100/SWR = Y
Y x Annual Income = Required investments.
Example: If you wanted to be safe, and chose a SWR of 3%, but you needed $50,000 in Annual Income to spend, the formula would look like this:
100/3 = 33.33
33.33 x $50,000 = $1.67 Million dollars. The size of required investment portfolio to retire and make an annual income of $50,000 with a SWR of 3% is $1.67 million dollars.
The Safe withdrawal rate you choose depends on a few things. How much risk do you want to take? How flexible are your annual withdrawals? Would you be willing/can you return to work if there is a bad year in the stock market?
A 5% SWR left between 22%-78% of people with no money after 30 years depending on stock/bond allocation. If you decided to do a 5% SWR, there is more than a 22% chance you won’t last the 30 years, if that’s a risk you are OK with taking, it can shave a lot of time off your journey to retiring early.
For example: Using the $50,000 annual income again, let’s see the difference in portfolio sizes required for a SWR of 3%, 4%, and 5%.
3% = $1.67 million
4% = $1.25 million
5% = $1.00 million.
The flexibility you have on the annual income you are taking is also a determinant on what you should choose for a SWR. If you are choosing a small annual income, you have much less to cut if the stock market drops. If your monthly living expenses are high, you also have less room to cut.
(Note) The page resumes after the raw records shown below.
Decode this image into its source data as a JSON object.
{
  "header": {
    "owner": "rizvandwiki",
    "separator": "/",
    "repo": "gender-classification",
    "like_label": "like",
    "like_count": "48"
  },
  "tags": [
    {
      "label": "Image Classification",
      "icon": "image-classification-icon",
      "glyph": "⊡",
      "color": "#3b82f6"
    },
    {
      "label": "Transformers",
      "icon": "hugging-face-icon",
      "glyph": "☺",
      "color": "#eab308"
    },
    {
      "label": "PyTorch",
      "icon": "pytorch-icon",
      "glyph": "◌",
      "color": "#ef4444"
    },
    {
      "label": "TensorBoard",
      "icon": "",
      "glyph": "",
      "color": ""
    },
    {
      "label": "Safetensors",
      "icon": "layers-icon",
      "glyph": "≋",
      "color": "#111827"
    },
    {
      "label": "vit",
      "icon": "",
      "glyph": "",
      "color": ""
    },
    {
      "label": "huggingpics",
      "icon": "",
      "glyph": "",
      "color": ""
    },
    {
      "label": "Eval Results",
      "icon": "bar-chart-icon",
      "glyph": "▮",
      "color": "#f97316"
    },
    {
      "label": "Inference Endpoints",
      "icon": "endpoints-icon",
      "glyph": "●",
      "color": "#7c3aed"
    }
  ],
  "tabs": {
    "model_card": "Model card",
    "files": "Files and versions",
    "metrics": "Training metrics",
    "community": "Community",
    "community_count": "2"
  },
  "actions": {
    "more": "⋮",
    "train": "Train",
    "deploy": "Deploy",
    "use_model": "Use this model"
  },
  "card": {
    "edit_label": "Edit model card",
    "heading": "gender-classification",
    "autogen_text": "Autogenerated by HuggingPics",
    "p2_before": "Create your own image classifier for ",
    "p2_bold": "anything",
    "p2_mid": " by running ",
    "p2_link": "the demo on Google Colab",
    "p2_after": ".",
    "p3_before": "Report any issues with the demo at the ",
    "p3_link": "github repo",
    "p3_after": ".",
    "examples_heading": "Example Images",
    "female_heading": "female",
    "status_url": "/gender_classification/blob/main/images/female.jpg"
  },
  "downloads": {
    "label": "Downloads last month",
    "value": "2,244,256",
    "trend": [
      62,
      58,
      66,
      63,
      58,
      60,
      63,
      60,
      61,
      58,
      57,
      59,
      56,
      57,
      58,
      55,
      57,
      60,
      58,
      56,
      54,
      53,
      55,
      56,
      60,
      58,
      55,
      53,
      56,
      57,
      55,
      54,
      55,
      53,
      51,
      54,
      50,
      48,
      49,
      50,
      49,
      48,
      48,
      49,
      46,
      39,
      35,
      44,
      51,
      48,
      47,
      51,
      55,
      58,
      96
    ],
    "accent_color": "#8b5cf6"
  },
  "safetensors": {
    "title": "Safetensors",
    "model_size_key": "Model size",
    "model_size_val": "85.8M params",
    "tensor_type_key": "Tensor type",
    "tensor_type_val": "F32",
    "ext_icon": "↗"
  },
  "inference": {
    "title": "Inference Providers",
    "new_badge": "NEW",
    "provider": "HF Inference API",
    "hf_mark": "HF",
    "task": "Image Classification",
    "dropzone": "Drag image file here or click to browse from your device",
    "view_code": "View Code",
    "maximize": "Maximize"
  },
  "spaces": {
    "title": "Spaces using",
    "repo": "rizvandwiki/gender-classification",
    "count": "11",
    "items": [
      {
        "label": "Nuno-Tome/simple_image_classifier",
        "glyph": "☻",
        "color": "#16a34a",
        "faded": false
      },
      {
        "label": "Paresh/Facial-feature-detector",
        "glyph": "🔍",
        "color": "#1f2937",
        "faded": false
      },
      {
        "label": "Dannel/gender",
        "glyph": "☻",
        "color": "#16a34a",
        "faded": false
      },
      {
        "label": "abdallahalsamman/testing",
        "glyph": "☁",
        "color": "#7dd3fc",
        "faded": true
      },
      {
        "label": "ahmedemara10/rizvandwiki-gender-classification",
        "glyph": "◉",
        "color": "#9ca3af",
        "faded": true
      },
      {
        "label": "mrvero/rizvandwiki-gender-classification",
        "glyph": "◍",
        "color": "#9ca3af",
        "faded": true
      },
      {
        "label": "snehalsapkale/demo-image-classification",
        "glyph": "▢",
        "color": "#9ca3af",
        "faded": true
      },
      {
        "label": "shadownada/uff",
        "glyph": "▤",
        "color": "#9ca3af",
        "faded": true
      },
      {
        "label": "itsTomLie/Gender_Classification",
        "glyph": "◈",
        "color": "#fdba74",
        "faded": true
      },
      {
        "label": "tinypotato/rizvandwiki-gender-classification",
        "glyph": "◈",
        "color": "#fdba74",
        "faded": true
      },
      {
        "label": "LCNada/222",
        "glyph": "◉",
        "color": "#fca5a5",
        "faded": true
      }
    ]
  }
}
For example: Someone doing their calculations with a $30,000 annual income should use a safer withdrawal rate than someone using $100,000. This is because the person with $100,000 could more easily cut their annual income in years where the market is bad. EXCEPT in the case they have high monthly expenses like a mortgage that isn’t paid off.
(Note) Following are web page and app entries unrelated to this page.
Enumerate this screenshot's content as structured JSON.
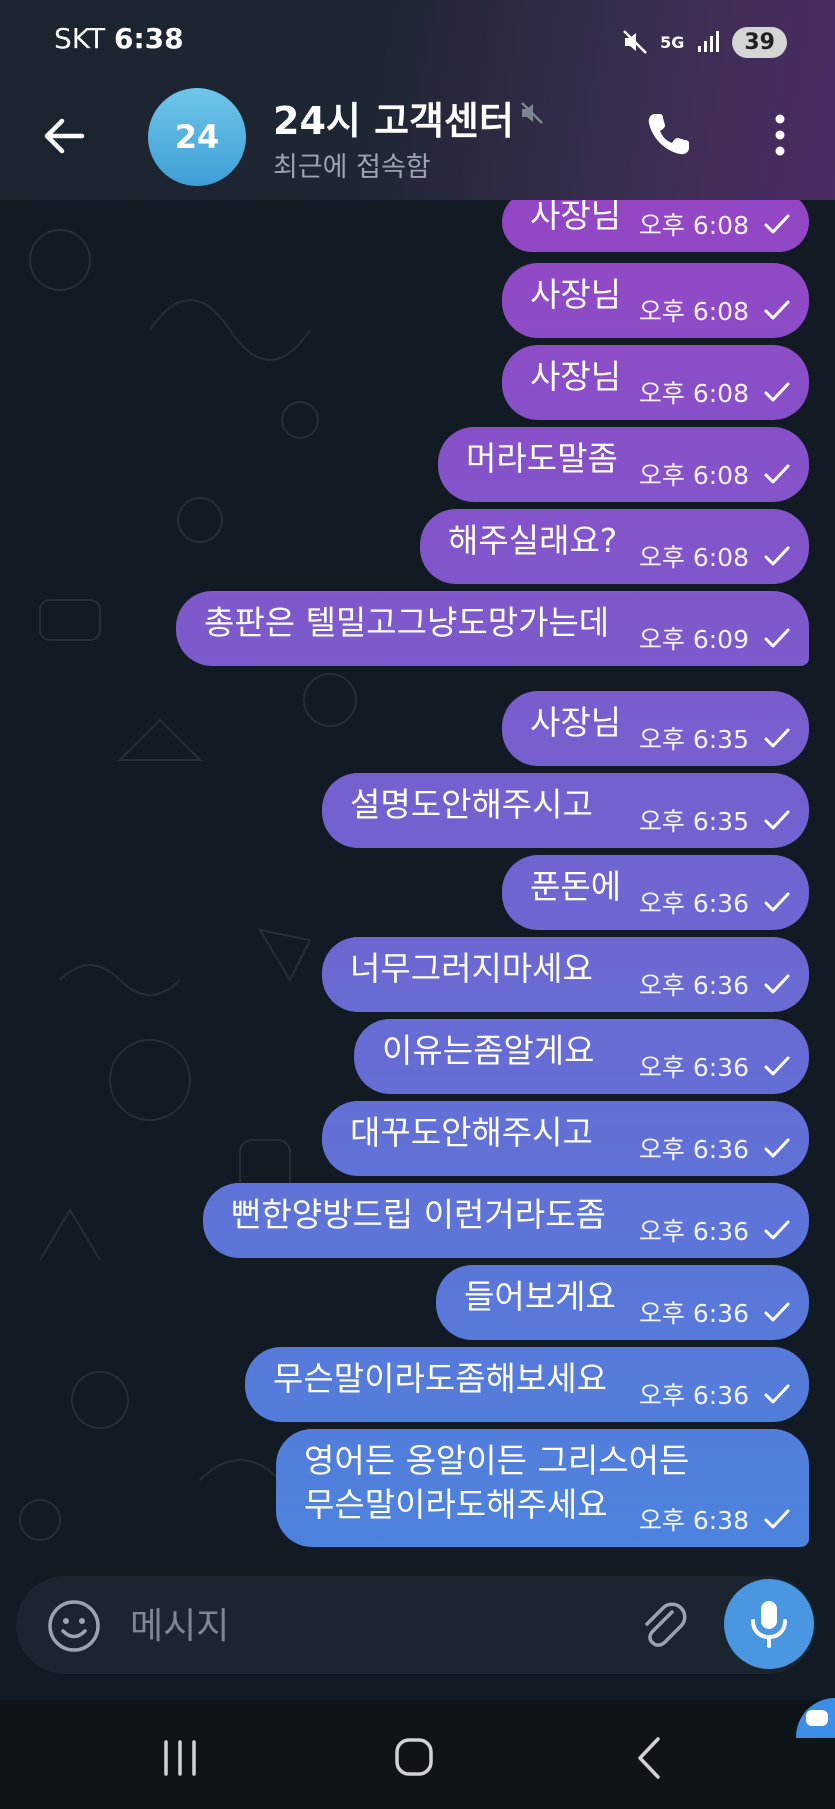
{
  "status_bar": {
    "carrier": "SKT",
    "time": "6:38",
    "network": "5G",
    "battery": "39"
  },
  "header": {
    "avatar_text": "24",
    "title": "24시 고객센터",
    "subtitle": "최근에 접속함"
  },
  "messages": [
    {
      "text": "사장님",
      "time": "오후 6:08"
    },
    {
      "text": "사장님",
      "time": "오후 6:08"
    },
    {
      "text": "사장님",
      "time": "오후 6:08"
    },
    {
      "text": "머라도말좀",
      "time": "오후 6:08"
    },
    {
      "text": "해주실래요?",
      "time": "오후 6:08"
    },
    {
      "text": "총판은 텔밀고그냥도망가는데",
      "time": "오후 6:09"
    },
    {
      "text": "사장님",
      "time": "오후 6:35"
    },
    {
      "text": "설명도안해주시고",
      "time": "오후 6:35"
    },
    {
      "text": "푼돈에",
      "time": "오후 6:36"
    },
    {
      "text": "너무그러지마세요",
      "time": "오후 6:36"
    },
    {
      "text": "이유는좀알게요",
      "time": "오후 6:36"
    },
    {
      "text": "대꾸도안해주시고",
      "time": "오후 6:36"
    },
    {
      "text": "뻔한양방드립 이런거라도좀",
      "time": "오후 6:36"
    },
    {
      "text": "들어보게요",
      "time": "오후 6:36"
    },
    {
      "text": "무슨말이라도좀해보세요",
      "time": "오후 6:36"
    },
    {
      "text": "영어든 옹알이든 그리스어든\n무슨말이라도해주세요",
      "time": "오후 6:38"
    }
  ],
  "composer": {
    "placeholder": "메시지"
  },
  "colors": {
    "bubble_top": "#9446c4",
    "bubble_bottom": "#4b84de",
    "header_accent": "#4b2c64",
    "mic_button": "#4a96e0"
  },
  "icons": [
    "back-arrow-icon",
    "mute-icon",
    "phone-icon",
    "more-vert-icon",
    "check-icon",
    "emoji-icon",
    "paperclip-icon",
    "microphone-icon",
    "recent-apps-icon",
    "home-icon",
    "nav-back-icon"
  ]
}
Example 2: two people using $100,000 for their calculations. Person 1 has $750 a month in REQUIRED living expenses such as food. Person 2 has $2500 a month in REQUIRED living expenses because they rent instead of owning a house. Person 2 should use a safer withdrawal rate when they do their calculations.
If you are ok with going back to work for a bit during bad market times, you also can afford to use a little higher SWR. Working intermittently throughout the year can also be used to buffer your annual income if you want luxuries or something, but don’t require the income.
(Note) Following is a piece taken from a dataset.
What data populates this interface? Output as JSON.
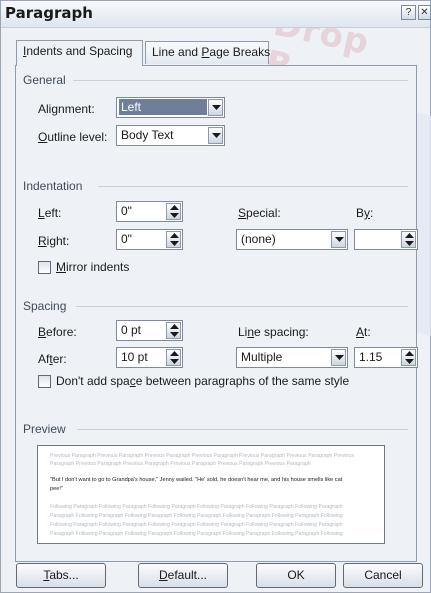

Example: If you want an annual income of $50,000 but plan on doing some side projects throughout each year that totals an annual income of about $10,000, you would do your calculations using $40,000 instead.
100/4 = 25
25 x $50,000 = $1.25 million
25 x $40,000 = $1.00 million
This can also shave quite a bit of time of your journey if you still want to work a little bit during retirement.